The book is purely aimed at people who are just starting out in journaling and would like to find out more about this form of writing.

The book starts out with the power of journaling and its benefits on various parts such as the personal, physical and productive. Almost all the benefits they listed are evidence-based and back up with data in the footnotes, which I thought was nice.

A whole chapter is dedicated to the art of mindfulness and the connection between journaling and mindfulness. Steve Scott has written a book on Mindful Journaling which he refers to every now and then.

The book then delves into the various tools a beginning journalist can try out such as physical notebooks, digital apps and habit tracking softwares to maintain the routine.

The fifth part of the book is the beefiest and it includes a chapter on each one of the journaling strategies the authors propose: Daily diary, journaling with prompts, morning pages, mindfulness journaling, goal-oriented journaling, bullet journaling and custom making your own (mix and match).

Each strategy chapter follows the same outline. First it gives a short overview of the type of journaling. Secondly, it lays down the advantages and disadvantages of this form of writing and who it’s best suited for. Next, the chapter offers starting steps to adopt the strategy. Finally, resources are offered for external reference, and these could be books for further reading, apps to download or notebooks to buy.

Two chapters at the end of the book are dedicated for habit forming and keeping journaling consistent.

I found the book easy to read and well organized; however, if you’re someone well versed in the topic of journaling, you might find the information very basic and mundane. Also, I imagine in a few years many of the apps and notebooks suggested would be out of date.

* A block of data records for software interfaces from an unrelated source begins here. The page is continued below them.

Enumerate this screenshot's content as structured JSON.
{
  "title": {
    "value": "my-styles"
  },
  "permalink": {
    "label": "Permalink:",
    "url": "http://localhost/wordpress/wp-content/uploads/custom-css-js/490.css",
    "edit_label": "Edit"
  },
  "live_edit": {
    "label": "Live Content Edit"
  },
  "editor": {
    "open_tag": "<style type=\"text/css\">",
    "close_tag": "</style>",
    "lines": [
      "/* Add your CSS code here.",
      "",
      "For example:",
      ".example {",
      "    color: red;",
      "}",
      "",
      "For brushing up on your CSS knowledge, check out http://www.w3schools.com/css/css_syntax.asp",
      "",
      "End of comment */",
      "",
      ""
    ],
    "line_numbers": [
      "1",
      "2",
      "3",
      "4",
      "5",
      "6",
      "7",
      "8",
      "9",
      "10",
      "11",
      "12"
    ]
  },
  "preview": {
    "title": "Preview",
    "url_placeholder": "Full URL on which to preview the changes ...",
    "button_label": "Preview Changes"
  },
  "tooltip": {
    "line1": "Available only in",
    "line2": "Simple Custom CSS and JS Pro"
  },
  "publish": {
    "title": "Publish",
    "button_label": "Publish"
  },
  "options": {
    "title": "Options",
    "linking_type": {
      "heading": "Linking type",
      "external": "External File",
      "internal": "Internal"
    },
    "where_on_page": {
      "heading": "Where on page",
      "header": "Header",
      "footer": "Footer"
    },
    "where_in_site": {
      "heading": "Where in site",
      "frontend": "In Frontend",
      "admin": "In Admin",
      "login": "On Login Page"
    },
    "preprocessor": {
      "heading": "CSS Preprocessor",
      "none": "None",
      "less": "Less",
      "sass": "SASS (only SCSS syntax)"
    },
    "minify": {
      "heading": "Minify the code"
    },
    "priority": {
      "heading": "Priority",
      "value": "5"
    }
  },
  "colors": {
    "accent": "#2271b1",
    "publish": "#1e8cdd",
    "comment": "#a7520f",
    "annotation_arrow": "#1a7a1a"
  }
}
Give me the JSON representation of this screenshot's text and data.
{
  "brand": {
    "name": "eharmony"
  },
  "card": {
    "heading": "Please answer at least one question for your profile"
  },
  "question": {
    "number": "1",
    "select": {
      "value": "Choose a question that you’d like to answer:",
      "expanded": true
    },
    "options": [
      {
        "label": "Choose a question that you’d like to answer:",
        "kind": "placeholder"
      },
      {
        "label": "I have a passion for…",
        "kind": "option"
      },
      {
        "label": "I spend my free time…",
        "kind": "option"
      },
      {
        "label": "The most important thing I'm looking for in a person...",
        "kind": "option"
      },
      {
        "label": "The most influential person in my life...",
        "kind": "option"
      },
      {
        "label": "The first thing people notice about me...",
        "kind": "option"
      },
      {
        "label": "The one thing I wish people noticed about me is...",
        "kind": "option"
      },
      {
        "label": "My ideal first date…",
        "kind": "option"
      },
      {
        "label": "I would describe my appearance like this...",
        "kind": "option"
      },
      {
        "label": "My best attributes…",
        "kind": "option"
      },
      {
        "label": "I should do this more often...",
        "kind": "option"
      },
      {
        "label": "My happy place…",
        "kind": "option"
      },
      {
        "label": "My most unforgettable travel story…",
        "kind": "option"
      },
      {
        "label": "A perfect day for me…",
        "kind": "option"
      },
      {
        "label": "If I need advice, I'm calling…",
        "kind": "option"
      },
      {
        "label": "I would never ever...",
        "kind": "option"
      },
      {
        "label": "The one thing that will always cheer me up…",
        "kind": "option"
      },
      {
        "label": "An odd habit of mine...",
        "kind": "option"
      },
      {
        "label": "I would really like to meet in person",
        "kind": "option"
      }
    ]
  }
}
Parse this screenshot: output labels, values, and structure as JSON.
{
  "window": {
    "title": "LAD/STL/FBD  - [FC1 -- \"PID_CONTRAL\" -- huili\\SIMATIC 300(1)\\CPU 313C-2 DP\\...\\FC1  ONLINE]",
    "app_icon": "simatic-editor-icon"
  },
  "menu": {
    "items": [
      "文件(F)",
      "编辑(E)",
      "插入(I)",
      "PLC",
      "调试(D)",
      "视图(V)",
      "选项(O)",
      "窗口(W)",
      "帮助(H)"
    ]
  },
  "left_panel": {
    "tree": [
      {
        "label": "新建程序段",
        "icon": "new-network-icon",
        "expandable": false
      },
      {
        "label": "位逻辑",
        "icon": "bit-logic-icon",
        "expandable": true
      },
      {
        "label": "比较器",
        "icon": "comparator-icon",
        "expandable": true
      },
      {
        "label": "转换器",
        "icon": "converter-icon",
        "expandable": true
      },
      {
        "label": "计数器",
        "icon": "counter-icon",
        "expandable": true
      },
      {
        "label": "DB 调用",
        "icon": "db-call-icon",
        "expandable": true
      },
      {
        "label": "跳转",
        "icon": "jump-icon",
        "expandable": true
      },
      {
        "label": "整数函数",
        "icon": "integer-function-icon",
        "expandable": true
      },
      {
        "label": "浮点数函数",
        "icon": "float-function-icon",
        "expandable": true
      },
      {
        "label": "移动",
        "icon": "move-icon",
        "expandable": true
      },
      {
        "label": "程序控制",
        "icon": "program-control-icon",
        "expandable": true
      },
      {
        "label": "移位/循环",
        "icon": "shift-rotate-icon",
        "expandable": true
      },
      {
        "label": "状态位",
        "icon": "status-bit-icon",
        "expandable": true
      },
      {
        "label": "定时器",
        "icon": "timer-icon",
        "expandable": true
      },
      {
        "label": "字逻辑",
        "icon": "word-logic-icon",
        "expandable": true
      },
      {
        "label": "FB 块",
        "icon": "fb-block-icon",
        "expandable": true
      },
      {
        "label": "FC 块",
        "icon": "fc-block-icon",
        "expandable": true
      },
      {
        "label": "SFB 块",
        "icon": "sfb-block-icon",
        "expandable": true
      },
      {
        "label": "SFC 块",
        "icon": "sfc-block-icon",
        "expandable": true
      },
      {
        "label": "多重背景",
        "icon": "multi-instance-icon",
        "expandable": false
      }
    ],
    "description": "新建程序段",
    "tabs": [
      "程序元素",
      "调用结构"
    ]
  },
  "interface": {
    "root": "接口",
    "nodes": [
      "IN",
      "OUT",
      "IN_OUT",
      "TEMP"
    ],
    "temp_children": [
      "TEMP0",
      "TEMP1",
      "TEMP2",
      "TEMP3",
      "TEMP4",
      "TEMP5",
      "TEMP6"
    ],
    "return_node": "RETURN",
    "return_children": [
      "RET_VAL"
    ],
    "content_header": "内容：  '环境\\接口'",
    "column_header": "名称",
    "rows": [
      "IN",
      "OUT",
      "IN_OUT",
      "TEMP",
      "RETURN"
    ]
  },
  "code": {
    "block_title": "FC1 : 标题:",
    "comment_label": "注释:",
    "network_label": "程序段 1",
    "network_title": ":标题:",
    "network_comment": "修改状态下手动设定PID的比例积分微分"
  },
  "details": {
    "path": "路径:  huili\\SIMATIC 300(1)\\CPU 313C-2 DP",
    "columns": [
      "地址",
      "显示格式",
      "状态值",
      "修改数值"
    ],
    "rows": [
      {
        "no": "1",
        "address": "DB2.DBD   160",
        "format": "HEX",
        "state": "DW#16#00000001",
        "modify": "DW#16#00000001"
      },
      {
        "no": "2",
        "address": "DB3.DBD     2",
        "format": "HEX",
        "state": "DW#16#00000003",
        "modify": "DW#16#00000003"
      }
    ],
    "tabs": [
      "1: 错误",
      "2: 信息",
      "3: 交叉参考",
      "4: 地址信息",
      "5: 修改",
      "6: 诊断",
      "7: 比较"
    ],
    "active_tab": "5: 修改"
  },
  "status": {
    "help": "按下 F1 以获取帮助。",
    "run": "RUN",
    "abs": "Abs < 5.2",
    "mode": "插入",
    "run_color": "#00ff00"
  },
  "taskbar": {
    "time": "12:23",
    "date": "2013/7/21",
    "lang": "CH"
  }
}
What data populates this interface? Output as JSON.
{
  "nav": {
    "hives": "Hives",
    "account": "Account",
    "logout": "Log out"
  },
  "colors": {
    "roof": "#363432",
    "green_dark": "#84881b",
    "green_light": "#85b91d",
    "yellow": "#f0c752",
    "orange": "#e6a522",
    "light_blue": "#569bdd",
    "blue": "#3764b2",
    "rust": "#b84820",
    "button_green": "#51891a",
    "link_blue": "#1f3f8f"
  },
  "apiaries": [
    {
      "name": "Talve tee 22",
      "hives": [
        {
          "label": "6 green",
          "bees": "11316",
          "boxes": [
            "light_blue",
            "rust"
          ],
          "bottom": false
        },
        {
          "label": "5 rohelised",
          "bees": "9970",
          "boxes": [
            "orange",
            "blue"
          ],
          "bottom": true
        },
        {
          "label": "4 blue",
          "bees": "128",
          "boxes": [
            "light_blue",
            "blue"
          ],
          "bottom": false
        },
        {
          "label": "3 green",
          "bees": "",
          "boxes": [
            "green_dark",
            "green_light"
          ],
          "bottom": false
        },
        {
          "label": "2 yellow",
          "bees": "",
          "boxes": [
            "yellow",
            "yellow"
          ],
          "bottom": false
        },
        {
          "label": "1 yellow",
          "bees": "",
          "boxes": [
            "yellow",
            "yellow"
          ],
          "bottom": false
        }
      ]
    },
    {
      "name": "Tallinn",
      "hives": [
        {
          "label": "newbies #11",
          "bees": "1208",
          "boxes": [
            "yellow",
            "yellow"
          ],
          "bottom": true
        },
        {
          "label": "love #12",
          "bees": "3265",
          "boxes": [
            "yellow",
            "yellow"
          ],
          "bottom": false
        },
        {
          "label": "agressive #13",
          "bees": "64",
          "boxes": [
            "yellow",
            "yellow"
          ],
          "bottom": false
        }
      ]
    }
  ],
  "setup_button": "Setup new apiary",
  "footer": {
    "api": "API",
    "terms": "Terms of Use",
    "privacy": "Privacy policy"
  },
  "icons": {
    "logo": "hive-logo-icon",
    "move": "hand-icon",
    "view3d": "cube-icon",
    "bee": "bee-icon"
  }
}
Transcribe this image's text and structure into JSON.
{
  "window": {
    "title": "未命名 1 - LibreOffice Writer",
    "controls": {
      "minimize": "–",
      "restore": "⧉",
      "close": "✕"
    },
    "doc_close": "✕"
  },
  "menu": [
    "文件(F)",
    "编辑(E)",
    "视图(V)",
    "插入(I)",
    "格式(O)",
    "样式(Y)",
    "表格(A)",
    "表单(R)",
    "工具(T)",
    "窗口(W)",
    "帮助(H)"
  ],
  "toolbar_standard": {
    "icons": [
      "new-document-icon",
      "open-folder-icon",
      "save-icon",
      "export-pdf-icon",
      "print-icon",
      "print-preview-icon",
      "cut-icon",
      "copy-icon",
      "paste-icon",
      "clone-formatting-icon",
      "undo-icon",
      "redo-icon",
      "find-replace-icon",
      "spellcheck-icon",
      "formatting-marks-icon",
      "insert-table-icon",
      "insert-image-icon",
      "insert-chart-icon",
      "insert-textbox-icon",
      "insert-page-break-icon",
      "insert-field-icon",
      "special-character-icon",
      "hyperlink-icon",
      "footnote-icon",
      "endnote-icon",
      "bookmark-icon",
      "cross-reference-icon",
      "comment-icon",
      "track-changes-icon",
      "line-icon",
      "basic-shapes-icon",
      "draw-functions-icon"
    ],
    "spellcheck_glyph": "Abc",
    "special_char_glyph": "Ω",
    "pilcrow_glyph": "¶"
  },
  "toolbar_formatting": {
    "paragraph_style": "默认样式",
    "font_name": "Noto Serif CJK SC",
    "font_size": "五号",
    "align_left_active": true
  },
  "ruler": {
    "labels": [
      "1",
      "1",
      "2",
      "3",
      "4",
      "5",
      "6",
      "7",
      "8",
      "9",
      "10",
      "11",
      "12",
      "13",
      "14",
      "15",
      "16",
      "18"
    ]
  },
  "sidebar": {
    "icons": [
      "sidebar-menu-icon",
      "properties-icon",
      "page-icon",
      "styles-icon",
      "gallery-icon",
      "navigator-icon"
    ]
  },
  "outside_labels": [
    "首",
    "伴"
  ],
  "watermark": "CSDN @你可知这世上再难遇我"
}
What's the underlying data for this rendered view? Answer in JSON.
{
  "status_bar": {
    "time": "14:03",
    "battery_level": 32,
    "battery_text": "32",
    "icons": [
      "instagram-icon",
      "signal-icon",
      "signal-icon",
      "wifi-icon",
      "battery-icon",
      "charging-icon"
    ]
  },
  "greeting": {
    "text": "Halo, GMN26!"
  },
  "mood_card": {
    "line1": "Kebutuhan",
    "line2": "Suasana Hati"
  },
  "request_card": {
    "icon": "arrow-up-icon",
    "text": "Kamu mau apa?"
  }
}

The book is ideal for someone who’s interested in beginning journaling and it gives a decent summary of each journaling trend and what tools are required.

Book Details

  • Paperback: 149 pages
  • Publication date: 2018
  • ISBN-13: 9781946159175
  • My Rating: ★★★
  • Link